(Problem) Output all entries precisely and leave out the pictures.

(Web page and app entries)
= = = = = = =

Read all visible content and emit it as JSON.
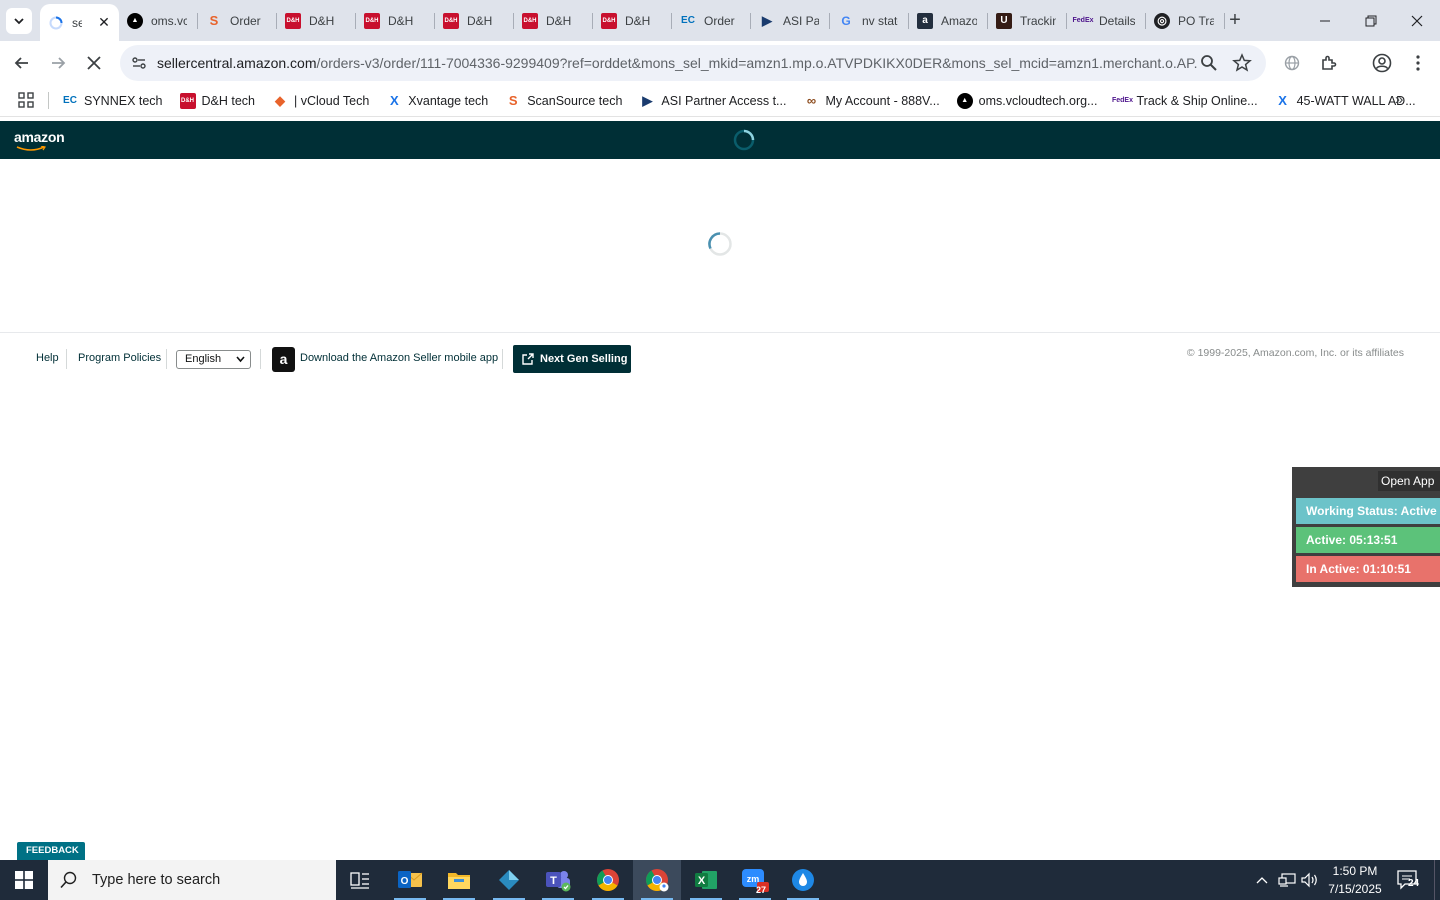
{
  "browser": {
    "tabs": [
      {
        "title": "sellercentral",
        "favicon": "seller-spinner-icon",
        "color": "#1a73e8",
        "active": true
      },
      {
        "title": "oms.vcloudtech",
        "favicon": "oms-icon",
        "color": "#000000"
      },
      {
        "title": "Order",
        "favicon": "scansource-icon",
        "color": "#e8632b"
      },
      {
        "title": "D&H",
        "favicon": "dh-icon",
        "color": "#c8102e"
      },
      {
        "title": "D&H",
        "favicon": "dh-icon",
        "color": "#c8102e"
      },
      {
        "title": "D&H",
        "favicon": "dh-icon",
        "color": "#c8102e"
      },
      {
        "title": "D&H",
        "favicon": "dh-icon",
        "color": "#c8102e"
      },
      {
        "title": "D&H",
        "favicon": "dh-icon",
        "color": "#c8102e"
      },
      {
        "title": "Order",
        "favicon": "synnex-ec-icon",
        "color": "#0071bc"
      },
      {
        "title": "ASI Partner",
        "favicon": "asi-arrow-icon",
        "color": "#1a3b6e"
      },
      {
        "title": "nv state",
        "favicon": "google-icon",
        "color": "#4285f4"
      },
      {
        "title": "Amazon",
        "favicon": "amazon-a-icon",
        "color": "#232f3e"
      },
      {
        "title": "Tracking",
        "favicon": "ups-icon",
        "color": "#351c15"
      },
      {
        "title": "Details",
        "favicon": "fedex-icon",
        "color": "#4d148c"
      },
      {
        "title": "PO Track",
        "favicon": "po-track-icon",
        "color": "#202124"
      }
    ],
    "address": {
      "domain": "sellercentral.amazon.com",
      "path": "/orders-v3/order/111-7004336-9299409?ref=orddet&mons_sel_mkid=amzn1.mp.o.ATVPDKIKX0DER&mons_sel_mcid=amzn1.merchant.o.AP..."
    },
    "bookmarks": [
      {
        "label": "SYNNEX tech",
        "favicon": "synnex-ec-icon",
        "color": "#0071bc"
      },
      {
        "label": "D&H tech",
        "favicon": "dh-icon",
        "color": "#c8102e"
      },
      {
        "label": "| vCloud Tech",
        "favicon": "vcloud-icon",
        "color": "#e8632b"
      },
      {
        "label": "Xvantage tech",
        "favicon": "xvantage-icon",
        "color": "#1a73e8"
      },
      {
        "label": "ScanSource tech",
        "favicon": "scansource-icon",
        "color": "#e8632b"
      },
      {
        "label": "ASI Partner Access t...",
        "favicon": "asi-arrow-icon",
        "color": "#1a3b6e"
      },
      {
        "label": "My Account - 888V...",
        "favicon": "my-account-icon",
        "color": "#8b4a1c"
      },
      {
        "label": "oms.vcloudtech.org...",
        "favicon": "oms-icon",
        "color": "#000000"
      },
      {
        "label": "Track & Ship Online...",
        "favicon": "fedex-icon",
        "color": "#4d148c"
      },
      {
        "label": "45-WATT WALL AD...",
        "favicon": "xvantage-icon",
        "color": "#1a73e8"
      }
    ]
  },
  "amazon": {
    "logo": "amazon",
    "footer": {
      "help": "Help",
      "policies": "Program Policies",
      "language": "English",
      "app_download": "Download the Amazon Seller mobile app",
      "app_icon_letter": "a",
      "next_gen": "Next Gen Selling",
      "copyright": "© 1999-2025, Amazon.com, Inc. or its affiliates"
    },
    "feedback": "FEEDBACK",
    "feedback_close": "×"
  },
  "work_widget": {
    "open_app": "Open App",
    "status": "Working Status: Active",
    "active": "Active: 05:13:51",
    "inactive": "In Active: 01:10:51",
    "colors": {
      "status": "#6cc3c9",
      "active": "#5cc27a",
      "inactive": "#e8726b"
    }
  },
  "taskbar": {
    "search_placeholder": "Type here to search",
    "apps": [
      "task-view-icon",
      "outlook-icon",
      "file-explorer-icon",
      "app-diamond-icon",
      "teams-icon",
      "chrome-icon",
      "chrome-profile-icon",
      "excel-icon",
      "zoom-icon",
      "app-drop-icon"
    ],
    "zoom_badge": "27",
    "time": "1:50 PM",
    "date": "7/15/2025",
    "notifications": "24"
  }
}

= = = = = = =

(Answer for this exercise)
Read all visible content and emit it as JSON.
{
  "browser": {
    "tabs": [
      {
        "title": "sellercentral",
        "favicon": "seller-spinner-icon",
        "color": "#1a73e8",
        "active": true
      },
      {
        "title": "oms.vcloudtech",
        "favicon": "oms-icon",
        "color": "#000000"
      },
      {
        "title": "Order",
        "favicon": "scansource-icon",
        "color": "#e8632b"
      },
      {
        "title": "D&H",
        "favicon": "dh-icon",
        "color": "#c8102e"
      },
      {
        "title": "D&H",
        "favicon": "dh-icon",
        "color": "#c8102e"
      },
      {
        "title": "D&H",
        "favicon": "dh-icon",
        "color": "#c8102e"
      },
      {
        "title": "D&H",
        "favicon": "dh-icon",
        "color": "#c8102e"
      },
      {
        "title": "D&H",
        "favicon": "dh-icon",
        "color": "#c8102e"
      },
      {
        "title": "Order",
        "favicon": "synnex-ec-icon",
        "color": "#0071bc"
      },
      {
        "title": "ASI Partner",
        "favicon": "asi-arrow-icon",
        "color": "#1a3b6e"
      },
      {
        "title": "nv state",
        "favicon": "google-icon",
        "color": "#4285f4"
      },
      {
        "title": "Amazon",
        "favicon": "amazon-a-icon",
        "color": "#232f3e"
      },
      {
        "title": "Tracking",
        "favicon": "ups-icon",
        "color": "#351c15"
      },
      {
        "title": "Details",
        "favicon": "fedex-icon",
        "color": "#4d148c"
      },
      {
        "title": "PO Track",
        "favicon": "po-track-icon",
        "color": "#202124"
      }
    ],
    "address": {
      "domain": "sellercentral.amazon.com",
      "path": "/orders-v3/order/111-7004336-9299409?ref=orddet&mons_sel_mkid=amzn1.mp.o.ATVPDKIKX0DER&mons_sel_mcid=amzn1.merchant.o.AP..."
    },
    "bookmarks": [
      {
        "label": "SYNNEX tech",
        "favicon": "synnex-ec-icon",
        "color": "#0071bc"
      },
      {
        "label": "D&H tech",
        "favicon": "dh-icon",
        "color": "#c8102e"
      },
      {
        "label": "| vCloud Tech",
        "favicon": "vcloud-icon",
        "color": "#e8632b"
      },
      {
        "label": "Xvantage tech",
        "favicon": "xvantage-icon",
        "color": "#1a73e8"
      },
      {
        "label": "ScanSource tech",
        "favicon": "scansource-icon",
        "color": "#e8632b"
      },
      {
        "label": "ASI Partner Access t...",
        "favicon": "asi-arrow-icon",
        "color": "#1a3b6e"
      },
      {
        "label": "My Account - 888V...",
        "favicon": "my-account-icon",
        "color": "#8b4a1c"
      },
      {
        "label": "oms.vcloudtech.org...",
        "favicon": "oms-icon",
        "color": "#000000"
      },
      {
        "label": "Track & Ship Online...",
        "favicon": "fedex-icon",
        "color": "#4d148c"
      },
      {
        "label": "45-WATT WALL AD...",
        "favicon": "xvantage-icon",
        "color": "#1a73e8"
      }
    ]
  },
  "amazon": {
    "logo": "amazon",
    "footer": {
      "help": "Help",
      "policies": "Program Policies",
      "language": "English",
      "app_download": "Download the Amazon Seller mobile app",
      "app_icon_letter": "a",
      "next_gen": "Next Gen Selling",
      "copyright": "© 1999-2025, Amazon.com, Inc. or its affiliates"
    },
    "feedback": "FEEDBACK",
    "feedback_close": "×"
  },
  "work_widget": {
    "open_app": "Open App",
    "status": "Working Status: Active",
    "active": "Active: 05:13:51",
    "inactive": "In Active: 01:10:51",
    "colors": {
      "status": "#6cc3c9",
      "active": "#5cc27a",
      "inactive": "#e8726b"
    }
  },
  "taskbar": {
    "search_placeholder": "Type here to search",
    "apps": [
      "task-view-icon",
      "outlook-icon",
      "file-explorer-icon",
      "app-diamond-icon",
      "teams-icon",
      "chrome-icon",
      "chrome-profile-icon",
      "excel-icon",
      "zoom-icon",
      "app-drop-icon"
    ],
    "zoom_badge": "27",
    "time": "1:50 PM",
    "date": "7/15/2025",
    "notifications": "24"
  }
}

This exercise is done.